The Applied Linguistics Research Group is one of the main research groups within our School of Education.

It is run by six full-time academic staff members, who deliver Curtin’s postgraduate courses in applied linguistics, supervise higher degree by research (HDR) students and work on numerous national and international collaborative research projects.

You may be interested in studying applied linguistics if you wish to develop your expertise in course design, language teaching, and materials development for teaching English to speakers of other languages (TESOL).

Applied linguistics defines and addresses real-world problems related to language use and learning. It informs the theory and practice for teaching second and foreign languages.

Postgraduate courses

Curtin’s postgraduate courses in applied linguistics provide an introduction to the principles of working language and systems of language, and may support your career as a teaching professional working in a language-related area.

Curtin offers three courses in applied linguistics:

You can study the Master of Education online through Curtin, and all three courses can be studied online through Open Universities Australia.

View School of Education courses

HDR supervision

Staff supervise PhD and Master of Philosophy students who focus on linguistic topics including task-based language teaching, technology-enhanced language learning, second language acquisition and second dialect acquisition.

Find out more

Research activities

The Applied Linguistics Research Group has research grants in the following areas:

  • Meeting the needs of Aboriginal students for whom English is a second language or dialect.
  • Developing culturally inclusive language assessments for Aboriginal students.
  • Measuring pragmatic competence in a second language.
  • Helping culturally and linguistically diverse students transition into university study.

Much of the research focuses on content and language-integrated learning.

The group also works on projects related to task-based language teaching, including corrective feedback, learner-generated task content, learners’ personal investment in tasks, task-induced interaction and language acquisition, the role of planning in task performance, and the use of tasks in diverse cultural contexts.

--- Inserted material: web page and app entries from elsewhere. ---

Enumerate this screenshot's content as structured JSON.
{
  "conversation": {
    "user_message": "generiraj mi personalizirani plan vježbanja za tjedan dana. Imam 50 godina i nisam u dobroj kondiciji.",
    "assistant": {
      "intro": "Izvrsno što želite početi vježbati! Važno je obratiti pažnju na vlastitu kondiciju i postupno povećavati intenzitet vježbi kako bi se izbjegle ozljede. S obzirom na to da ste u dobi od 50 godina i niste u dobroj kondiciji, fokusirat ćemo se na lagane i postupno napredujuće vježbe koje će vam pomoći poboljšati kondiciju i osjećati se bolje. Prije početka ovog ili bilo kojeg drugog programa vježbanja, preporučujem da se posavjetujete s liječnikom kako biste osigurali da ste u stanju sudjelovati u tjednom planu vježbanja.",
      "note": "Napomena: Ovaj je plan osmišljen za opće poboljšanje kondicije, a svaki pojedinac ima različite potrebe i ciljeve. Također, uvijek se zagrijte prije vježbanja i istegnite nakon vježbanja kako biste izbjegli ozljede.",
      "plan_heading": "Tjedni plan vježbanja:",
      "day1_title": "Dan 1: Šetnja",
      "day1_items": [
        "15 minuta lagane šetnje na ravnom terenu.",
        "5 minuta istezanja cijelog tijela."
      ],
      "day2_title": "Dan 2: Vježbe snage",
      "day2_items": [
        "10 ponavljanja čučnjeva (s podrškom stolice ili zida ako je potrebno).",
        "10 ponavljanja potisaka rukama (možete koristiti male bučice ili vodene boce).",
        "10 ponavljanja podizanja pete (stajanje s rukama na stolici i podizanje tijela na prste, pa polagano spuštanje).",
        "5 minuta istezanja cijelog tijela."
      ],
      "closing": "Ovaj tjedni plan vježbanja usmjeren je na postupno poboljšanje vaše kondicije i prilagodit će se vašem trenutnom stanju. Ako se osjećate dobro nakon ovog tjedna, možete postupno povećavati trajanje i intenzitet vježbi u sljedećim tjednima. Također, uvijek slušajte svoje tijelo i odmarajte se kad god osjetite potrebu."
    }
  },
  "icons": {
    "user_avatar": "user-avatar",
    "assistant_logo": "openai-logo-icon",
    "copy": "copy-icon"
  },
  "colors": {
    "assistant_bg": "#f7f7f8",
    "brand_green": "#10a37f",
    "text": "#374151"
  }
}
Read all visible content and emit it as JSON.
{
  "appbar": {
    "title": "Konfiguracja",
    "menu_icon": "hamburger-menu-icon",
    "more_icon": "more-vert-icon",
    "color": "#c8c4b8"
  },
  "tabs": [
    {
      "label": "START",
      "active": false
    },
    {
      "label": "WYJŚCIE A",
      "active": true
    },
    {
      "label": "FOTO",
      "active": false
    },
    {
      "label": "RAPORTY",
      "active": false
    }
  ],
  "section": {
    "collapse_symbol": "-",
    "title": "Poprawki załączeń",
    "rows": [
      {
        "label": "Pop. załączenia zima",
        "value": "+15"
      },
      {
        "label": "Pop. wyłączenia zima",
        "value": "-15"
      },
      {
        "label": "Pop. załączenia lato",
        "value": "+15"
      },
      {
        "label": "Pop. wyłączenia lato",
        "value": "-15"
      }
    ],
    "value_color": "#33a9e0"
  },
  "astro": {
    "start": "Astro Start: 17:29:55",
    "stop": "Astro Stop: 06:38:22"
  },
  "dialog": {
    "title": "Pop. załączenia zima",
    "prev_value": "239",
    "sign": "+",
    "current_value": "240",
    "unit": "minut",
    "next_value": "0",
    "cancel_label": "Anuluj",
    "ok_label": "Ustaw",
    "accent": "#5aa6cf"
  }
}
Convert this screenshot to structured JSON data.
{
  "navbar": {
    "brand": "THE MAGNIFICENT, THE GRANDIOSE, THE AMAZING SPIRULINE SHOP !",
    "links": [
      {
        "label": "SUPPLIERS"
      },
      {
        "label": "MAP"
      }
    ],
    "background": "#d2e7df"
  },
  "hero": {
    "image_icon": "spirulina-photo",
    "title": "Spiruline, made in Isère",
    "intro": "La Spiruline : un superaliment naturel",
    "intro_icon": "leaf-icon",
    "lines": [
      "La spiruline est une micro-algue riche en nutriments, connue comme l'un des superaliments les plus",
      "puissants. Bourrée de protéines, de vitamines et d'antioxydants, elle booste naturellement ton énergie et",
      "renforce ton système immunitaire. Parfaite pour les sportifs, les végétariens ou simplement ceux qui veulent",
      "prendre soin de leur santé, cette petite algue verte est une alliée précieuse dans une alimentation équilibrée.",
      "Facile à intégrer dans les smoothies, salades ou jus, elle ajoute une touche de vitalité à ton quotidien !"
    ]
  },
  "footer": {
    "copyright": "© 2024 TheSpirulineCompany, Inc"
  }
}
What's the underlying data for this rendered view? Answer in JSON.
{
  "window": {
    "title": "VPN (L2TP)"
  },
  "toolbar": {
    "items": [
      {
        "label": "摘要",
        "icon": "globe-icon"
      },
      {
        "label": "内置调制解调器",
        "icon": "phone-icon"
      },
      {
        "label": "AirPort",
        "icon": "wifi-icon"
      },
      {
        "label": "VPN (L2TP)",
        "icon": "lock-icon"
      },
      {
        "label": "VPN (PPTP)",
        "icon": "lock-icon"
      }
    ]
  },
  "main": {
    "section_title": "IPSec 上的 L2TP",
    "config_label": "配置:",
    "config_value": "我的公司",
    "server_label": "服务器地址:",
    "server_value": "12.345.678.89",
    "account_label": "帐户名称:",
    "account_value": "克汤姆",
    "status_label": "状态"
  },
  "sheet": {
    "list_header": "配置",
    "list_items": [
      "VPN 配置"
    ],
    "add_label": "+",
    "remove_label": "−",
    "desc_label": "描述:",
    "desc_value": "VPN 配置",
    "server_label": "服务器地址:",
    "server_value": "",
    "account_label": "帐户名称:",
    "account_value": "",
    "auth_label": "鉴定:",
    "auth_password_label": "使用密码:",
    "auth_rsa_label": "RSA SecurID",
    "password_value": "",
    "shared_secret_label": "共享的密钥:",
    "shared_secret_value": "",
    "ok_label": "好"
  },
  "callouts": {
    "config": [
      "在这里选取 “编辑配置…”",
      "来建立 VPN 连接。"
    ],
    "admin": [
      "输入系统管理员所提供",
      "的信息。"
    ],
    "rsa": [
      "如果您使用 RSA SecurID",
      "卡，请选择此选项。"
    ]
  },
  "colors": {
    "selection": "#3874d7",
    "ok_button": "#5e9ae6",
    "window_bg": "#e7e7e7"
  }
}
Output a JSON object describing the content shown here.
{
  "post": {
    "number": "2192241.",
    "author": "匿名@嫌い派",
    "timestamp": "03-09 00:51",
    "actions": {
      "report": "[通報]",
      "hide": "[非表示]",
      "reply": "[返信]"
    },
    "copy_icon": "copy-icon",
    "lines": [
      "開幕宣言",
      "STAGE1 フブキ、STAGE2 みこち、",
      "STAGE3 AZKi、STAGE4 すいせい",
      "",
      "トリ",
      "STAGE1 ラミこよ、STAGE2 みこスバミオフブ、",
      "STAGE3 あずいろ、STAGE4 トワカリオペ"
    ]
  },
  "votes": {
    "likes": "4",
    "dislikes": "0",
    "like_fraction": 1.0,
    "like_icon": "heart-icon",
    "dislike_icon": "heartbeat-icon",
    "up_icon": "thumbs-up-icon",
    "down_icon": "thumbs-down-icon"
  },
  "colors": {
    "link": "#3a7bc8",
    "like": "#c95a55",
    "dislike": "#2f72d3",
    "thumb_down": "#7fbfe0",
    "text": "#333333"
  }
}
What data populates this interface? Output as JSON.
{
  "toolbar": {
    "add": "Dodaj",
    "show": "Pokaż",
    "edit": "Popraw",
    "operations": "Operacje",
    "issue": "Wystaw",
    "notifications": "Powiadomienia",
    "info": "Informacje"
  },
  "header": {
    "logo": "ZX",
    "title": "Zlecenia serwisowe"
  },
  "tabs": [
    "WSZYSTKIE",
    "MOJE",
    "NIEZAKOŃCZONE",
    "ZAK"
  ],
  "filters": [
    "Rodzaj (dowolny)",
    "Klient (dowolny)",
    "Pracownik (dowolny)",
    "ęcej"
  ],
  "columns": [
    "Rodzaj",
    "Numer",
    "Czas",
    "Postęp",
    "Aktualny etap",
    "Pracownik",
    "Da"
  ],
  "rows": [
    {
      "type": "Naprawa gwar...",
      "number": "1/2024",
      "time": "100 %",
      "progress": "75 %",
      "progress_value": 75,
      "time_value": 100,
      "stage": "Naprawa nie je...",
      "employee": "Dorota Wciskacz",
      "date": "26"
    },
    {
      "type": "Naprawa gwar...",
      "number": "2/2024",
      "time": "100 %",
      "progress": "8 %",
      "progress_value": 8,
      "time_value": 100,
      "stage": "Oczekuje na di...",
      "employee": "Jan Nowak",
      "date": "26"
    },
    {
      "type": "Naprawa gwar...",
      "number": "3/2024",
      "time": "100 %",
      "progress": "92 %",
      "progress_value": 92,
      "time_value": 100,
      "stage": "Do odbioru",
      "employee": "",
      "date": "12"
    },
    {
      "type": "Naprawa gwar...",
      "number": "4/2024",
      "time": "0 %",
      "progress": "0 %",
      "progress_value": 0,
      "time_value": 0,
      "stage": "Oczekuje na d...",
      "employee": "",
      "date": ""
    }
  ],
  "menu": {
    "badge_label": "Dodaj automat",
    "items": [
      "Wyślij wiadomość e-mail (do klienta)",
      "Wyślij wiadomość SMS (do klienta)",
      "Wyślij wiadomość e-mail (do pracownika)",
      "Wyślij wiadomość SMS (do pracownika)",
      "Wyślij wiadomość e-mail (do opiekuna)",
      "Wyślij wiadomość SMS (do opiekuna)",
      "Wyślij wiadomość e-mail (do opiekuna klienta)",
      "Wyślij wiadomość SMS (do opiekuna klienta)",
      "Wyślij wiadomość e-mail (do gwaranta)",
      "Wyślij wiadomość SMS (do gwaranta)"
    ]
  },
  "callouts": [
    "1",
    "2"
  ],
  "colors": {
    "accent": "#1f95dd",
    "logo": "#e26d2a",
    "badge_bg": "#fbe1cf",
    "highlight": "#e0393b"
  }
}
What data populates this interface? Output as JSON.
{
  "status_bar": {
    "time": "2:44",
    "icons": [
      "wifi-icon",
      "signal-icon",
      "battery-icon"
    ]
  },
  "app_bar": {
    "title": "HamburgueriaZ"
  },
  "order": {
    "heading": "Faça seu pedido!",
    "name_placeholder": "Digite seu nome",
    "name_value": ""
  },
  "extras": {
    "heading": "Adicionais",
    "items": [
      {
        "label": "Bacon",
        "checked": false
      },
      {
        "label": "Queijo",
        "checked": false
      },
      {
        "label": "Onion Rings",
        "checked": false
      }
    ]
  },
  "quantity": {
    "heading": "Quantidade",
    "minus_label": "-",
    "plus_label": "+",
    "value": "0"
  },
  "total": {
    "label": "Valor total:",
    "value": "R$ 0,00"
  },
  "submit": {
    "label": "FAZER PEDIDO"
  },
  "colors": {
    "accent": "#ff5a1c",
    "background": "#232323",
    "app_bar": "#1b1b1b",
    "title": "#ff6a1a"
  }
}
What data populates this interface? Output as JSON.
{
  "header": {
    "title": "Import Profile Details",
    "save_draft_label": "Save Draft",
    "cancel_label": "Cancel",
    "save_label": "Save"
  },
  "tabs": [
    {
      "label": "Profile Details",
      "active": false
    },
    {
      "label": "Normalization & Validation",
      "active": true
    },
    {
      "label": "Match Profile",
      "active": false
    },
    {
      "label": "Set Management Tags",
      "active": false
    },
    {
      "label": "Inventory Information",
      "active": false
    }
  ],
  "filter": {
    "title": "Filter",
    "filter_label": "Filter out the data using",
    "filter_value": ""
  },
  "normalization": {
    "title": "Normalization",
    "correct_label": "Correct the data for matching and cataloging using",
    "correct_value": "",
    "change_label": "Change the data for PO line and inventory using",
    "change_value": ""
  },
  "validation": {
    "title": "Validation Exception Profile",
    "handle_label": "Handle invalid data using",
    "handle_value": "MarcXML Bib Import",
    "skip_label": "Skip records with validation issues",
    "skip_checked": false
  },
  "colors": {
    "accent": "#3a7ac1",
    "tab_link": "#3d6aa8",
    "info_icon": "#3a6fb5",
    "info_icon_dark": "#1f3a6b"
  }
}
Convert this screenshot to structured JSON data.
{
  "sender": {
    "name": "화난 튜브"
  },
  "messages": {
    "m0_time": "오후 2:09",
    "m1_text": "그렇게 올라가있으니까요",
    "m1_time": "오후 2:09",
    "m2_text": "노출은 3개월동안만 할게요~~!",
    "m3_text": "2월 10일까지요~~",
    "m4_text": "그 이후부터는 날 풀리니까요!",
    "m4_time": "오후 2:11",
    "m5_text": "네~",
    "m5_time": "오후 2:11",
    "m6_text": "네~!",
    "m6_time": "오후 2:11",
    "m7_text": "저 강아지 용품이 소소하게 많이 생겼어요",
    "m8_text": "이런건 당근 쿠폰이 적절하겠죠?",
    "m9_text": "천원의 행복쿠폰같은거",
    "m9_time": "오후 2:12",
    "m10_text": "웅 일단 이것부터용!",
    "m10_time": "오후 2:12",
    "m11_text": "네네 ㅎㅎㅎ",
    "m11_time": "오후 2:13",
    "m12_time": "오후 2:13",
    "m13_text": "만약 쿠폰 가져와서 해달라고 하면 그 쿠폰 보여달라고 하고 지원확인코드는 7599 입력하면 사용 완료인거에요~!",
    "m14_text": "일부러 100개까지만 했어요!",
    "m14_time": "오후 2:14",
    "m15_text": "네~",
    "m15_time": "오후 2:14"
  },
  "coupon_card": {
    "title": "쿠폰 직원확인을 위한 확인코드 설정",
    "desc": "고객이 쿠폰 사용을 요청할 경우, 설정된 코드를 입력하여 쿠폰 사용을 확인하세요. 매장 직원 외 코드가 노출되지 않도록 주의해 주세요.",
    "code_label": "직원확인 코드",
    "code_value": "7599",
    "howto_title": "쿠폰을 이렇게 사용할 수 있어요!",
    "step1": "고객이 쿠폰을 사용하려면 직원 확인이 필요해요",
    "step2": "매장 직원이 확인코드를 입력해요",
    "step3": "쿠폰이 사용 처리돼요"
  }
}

Further research areas include digital technology in language teaching, second language literacies and academic writing.